_The input_:

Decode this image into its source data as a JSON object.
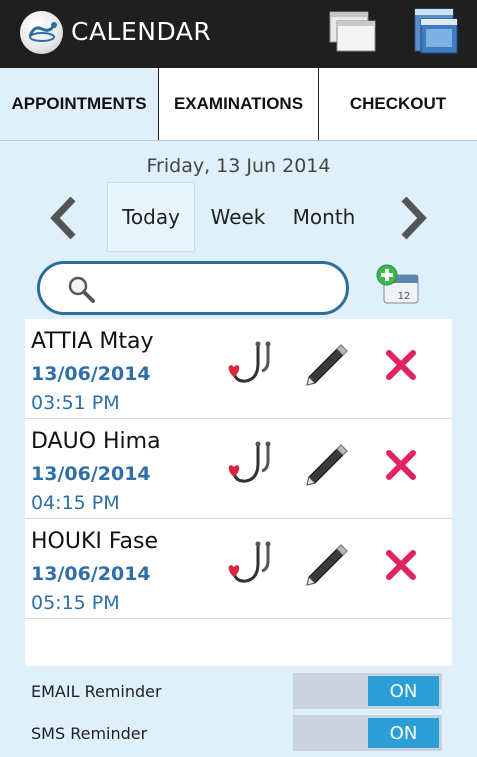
{
  "app": {
    "title": "CALENDAR"
  },
  "tabs": [
    {
      "label": "APPOINTMENTS",
      "active": true
    },
    {
      "label": "EXAMINATIONS",
      "active": false
    },
    {
      "label": "CHECKOUT",
      "active": false
    }
  ],
  "date_header": "Friday, 13 Jun 2014",
  "periods": [
    {
      "label": "Today",
      "selected": true
    },
    {
      "label": "Week",
      "selected": false
    },
    {
      "label": "Month",
      "selected": false
    }
  ],
  "search": {
    "value": "",
    "placeholder": ""
  },
  "appointments": [
    {
      "name": "ATTIA Mtay",
      "date": "13/06/2014",
      "time": "03:51 PM"
    },
    {
      "name": "DAUO Hima",
      "date": "13/06/2014",
      "time": "04:15 PM"
    },
    {
      "name": "HOUKI Fase",
      "date": "13/06/2014",
      "time": "05:15 PM"
    }
  ],
  "reminders": [
    {
      "label": "EMAIL Reminder",
      "state": "ON"
    },
    {
      "label": "SMS Reminder",
      "state": "ON"
    }
  ],
  "icons": {
    "logo": "stethoscope-logo",
    "windows": "windows-stack-icon",
    "window": "window-icon",
    "search": "search-icon",
    "add": "add-appointment-icon",
    "stethoscope": "stethoscope-icon",
    "edit": "pen-icon",
    "delete": "delete-icon"
  },
  "colors": {
    "actionbar": "#1f1f1f",
    "background": "#dff0fb",
    "accent": "#2f6fa8",
    "toggle_on": "#2b9ed5",
    "delete": "#e0245e"
  }
}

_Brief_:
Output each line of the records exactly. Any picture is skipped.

_Solution below_:
Decode this image into its source data as a JSON object.
{
  "app": {
    "title": "CALENDAR"
  },
  "tabs": [
    {
      "label": "APPOINTMENTS",
      "active": true
    },
    {
      "label": "EXAMINATIONS",
      "active": false
    },
    {
      "label": "CHECKOUT",
      "active": false
    }
  ],
  "date_header": "Friday, 13 Jun 2014",
  "periods": [
    {
      "label": "Today",
      "selected": true
    },
    {
      "label": "Week",
      "selected": false
    },
    {
      "label": "Month",
      "selected": false
    }
  ],
  "search": {
    "value": "",
    "placeholder": ""
  },
  "appointments": [
    {
      "name": "ATTIA Mtay",
      "date": "13/06/2014",
      "time": "03:51 PM"
    },
    {
      "name": "DAUO Hima",
      "date": "13/06/2014",
      "time": "04:15 PM"
    },
    {
      "name": "HOUKI Fase",
      "date": "13/06/2014",
      "time": "05:15 PM"
    }
  ],
  "reminders": [
    {
      "label": "EMAIL Reminder",
      "state": "ON"
    },
    {
      "label": "SMS Reminder",
      "state": "ON"
    }
  ],
  "icons": {
    "logo": "stethoscope-logo",
    "windows": "windows-stack-icon",
    "window": "window-icon",
    "search": "search-icon",
    "add": "add-appointment-icon",
    "stethoscope": "stethoscope-icon",
    "edit": "pen-icon",
    "delete": "delete-icon"
  },
  "colors": {
    "actionbar": "#1f1f1f",
    "background": "#dff0fb",
    "accent": "#2f6fa8",
    "toggle_on": "#2b9ed5",
    "delete": "#e0245e"
  }
}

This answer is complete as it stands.